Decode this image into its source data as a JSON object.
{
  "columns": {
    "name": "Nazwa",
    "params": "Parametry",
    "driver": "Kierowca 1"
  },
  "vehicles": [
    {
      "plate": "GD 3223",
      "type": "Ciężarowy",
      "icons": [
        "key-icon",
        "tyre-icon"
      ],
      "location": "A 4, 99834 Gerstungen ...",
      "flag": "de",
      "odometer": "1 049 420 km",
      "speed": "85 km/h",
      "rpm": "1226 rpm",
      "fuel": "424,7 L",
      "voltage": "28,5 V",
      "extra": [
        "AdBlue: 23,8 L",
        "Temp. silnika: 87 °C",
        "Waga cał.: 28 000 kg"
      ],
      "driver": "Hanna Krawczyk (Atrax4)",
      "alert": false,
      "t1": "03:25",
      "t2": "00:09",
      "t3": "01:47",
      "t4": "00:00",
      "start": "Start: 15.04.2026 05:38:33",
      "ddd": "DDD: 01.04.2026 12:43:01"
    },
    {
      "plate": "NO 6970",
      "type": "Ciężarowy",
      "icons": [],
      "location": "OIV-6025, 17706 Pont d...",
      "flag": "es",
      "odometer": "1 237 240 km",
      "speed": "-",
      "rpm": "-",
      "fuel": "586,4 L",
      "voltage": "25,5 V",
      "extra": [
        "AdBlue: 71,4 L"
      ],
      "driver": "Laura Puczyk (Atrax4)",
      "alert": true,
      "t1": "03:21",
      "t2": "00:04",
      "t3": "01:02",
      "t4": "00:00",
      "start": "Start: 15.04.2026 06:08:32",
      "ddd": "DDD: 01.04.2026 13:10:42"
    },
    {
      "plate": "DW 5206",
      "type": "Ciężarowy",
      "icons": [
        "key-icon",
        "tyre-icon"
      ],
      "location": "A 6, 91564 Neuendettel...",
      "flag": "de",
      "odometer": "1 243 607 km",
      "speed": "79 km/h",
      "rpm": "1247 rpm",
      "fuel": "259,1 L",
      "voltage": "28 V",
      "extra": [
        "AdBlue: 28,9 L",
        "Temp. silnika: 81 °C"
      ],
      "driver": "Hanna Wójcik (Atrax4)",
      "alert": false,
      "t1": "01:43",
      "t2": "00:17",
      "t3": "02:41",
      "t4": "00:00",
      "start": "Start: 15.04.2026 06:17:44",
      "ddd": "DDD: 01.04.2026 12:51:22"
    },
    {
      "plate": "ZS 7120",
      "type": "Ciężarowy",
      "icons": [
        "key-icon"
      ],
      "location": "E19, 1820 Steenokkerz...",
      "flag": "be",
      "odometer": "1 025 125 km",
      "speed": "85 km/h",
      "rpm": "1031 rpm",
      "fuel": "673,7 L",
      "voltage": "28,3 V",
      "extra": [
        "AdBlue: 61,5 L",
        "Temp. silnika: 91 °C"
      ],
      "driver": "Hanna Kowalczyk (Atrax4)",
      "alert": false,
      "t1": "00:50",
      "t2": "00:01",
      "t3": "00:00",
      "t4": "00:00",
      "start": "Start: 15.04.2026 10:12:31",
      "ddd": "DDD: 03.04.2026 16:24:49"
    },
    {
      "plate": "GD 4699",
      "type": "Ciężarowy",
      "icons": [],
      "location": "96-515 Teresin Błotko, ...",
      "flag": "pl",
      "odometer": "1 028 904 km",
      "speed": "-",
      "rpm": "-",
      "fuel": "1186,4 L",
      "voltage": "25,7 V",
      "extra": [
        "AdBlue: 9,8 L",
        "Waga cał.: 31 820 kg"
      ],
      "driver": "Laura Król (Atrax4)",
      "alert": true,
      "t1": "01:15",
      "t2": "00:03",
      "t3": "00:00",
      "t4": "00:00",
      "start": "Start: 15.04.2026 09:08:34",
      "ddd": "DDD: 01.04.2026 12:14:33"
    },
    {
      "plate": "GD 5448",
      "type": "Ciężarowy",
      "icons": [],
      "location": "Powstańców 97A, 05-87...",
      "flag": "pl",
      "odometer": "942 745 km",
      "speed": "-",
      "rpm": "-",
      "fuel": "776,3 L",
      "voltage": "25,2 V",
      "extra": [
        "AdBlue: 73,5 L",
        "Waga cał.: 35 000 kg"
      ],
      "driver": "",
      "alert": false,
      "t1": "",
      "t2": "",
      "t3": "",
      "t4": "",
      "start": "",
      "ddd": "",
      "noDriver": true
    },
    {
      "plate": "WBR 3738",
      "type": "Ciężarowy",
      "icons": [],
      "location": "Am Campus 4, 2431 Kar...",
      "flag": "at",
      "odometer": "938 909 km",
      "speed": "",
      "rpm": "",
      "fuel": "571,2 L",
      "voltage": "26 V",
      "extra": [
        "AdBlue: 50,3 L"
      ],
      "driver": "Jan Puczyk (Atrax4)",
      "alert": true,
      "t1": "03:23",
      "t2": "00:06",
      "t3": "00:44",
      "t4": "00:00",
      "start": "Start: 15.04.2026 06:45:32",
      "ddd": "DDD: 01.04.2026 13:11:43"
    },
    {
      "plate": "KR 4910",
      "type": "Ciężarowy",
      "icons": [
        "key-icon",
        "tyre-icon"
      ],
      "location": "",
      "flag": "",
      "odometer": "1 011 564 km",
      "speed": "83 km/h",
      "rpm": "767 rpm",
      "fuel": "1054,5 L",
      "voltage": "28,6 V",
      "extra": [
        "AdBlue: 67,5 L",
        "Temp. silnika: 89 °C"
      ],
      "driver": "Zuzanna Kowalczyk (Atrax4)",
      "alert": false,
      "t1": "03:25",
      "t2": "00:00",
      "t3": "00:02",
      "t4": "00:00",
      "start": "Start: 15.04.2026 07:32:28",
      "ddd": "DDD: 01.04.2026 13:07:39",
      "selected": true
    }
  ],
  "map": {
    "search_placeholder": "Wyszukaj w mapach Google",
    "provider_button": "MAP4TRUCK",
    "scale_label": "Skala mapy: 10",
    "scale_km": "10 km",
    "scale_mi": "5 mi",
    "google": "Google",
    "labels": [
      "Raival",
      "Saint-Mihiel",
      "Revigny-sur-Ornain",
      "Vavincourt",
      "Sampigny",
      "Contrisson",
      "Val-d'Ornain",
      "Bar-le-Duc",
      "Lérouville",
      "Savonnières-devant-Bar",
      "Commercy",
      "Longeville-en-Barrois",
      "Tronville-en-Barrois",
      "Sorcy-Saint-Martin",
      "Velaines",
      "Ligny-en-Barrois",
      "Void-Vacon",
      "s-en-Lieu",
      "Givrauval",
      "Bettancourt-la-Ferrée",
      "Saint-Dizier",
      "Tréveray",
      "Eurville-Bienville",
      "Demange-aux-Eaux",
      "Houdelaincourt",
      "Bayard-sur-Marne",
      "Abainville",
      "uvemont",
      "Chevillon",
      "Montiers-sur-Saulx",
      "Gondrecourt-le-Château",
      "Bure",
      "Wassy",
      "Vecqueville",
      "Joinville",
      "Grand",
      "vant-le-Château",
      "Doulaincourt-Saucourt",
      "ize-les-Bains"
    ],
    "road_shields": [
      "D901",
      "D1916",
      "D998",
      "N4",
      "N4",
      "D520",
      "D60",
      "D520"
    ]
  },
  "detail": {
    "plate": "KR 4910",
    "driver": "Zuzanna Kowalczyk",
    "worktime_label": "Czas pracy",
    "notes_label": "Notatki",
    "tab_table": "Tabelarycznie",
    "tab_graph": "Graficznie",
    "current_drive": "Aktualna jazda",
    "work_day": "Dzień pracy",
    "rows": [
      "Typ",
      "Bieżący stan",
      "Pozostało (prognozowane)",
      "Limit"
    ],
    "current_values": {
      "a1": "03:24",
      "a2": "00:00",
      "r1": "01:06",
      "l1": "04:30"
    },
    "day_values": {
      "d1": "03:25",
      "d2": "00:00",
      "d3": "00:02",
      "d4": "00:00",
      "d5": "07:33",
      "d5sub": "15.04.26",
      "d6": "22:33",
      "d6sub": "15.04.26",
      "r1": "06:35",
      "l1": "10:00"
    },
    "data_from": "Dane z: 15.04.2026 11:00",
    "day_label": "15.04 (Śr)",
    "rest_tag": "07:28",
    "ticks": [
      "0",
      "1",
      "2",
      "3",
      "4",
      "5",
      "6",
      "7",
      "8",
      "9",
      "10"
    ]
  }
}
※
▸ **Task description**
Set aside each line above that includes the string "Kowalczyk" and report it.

▸ **Exercise response**
      "driver": "Hanna Kowalczyk (Atrax4)",
      "driver": "Zuzanna Kowalczyk (Atrax4)",
    "driver": "Zuzanna Kowalczyk",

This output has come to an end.